*REQUIRED WORK:* Work through the data and report how many lines include the string "Realtime", giving the number alone.

*RECORDS:*
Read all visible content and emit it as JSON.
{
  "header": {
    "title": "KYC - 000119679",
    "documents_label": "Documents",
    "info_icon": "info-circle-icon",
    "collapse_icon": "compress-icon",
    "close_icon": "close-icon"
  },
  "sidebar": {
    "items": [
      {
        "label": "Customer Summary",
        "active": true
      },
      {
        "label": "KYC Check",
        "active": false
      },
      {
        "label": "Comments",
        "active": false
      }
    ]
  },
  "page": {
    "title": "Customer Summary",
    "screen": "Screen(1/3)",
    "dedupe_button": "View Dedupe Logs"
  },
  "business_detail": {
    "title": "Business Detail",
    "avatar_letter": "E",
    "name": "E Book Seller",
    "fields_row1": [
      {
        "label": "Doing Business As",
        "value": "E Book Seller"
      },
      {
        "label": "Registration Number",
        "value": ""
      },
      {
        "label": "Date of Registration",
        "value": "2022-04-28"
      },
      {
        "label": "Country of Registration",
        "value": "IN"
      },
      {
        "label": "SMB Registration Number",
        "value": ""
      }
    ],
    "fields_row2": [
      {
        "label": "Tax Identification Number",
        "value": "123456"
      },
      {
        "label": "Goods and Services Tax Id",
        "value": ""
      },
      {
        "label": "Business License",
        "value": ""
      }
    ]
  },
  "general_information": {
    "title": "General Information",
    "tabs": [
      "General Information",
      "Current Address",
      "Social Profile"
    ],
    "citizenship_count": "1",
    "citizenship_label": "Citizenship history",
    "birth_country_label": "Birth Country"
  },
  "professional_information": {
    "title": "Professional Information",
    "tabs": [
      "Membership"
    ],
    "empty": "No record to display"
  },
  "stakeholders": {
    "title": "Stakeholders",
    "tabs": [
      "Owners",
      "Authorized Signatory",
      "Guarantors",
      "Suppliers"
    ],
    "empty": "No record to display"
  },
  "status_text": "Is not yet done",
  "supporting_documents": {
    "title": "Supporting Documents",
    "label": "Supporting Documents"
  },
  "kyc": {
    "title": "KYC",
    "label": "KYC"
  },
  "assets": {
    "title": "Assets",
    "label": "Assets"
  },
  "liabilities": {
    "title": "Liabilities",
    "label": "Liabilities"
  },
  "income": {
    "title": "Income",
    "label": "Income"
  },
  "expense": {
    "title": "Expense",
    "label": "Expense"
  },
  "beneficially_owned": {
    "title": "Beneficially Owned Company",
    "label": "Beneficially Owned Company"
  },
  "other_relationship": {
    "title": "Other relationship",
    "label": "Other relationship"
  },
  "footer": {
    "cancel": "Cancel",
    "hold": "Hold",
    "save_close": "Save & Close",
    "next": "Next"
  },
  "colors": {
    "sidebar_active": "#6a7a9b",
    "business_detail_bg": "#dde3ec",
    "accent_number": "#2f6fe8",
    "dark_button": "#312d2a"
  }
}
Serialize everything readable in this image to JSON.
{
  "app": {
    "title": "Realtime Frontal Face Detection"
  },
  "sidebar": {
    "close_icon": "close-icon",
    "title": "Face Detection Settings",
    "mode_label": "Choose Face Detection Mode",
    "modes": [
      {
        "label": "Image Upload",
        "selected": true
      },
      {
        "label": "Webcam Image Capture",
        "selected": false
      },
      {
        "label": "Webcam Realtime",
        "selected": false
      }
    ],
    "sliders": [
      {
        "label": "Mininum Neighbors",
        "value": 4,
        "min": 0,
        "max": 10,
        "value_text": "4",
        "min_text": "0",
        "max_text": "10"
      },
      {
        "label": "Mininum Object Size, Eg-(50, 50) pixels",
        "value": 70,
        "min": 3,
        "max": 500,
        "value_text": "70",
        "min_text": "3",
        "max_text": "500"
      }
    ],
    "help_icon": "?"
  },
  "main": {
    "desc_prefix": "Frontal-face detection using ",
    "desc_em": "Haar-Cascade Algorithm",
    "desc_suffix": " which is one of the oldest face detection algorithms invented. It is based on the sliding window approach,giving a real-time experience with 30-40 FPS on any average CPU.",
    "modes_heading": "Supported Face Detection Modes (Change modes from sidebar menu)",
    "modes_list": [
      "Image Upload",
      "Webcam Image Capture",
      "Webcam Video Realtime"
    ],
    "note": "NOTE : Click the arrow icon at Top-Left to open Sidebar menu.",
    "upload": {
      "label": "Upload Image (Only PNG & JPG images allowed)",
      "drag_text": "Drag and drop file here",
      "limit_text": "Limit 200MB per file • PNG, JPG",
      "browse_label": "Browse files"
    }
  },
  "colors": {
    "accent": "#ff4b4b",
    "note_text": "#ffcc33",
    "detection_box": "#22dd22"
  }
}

*ANSWER:* 3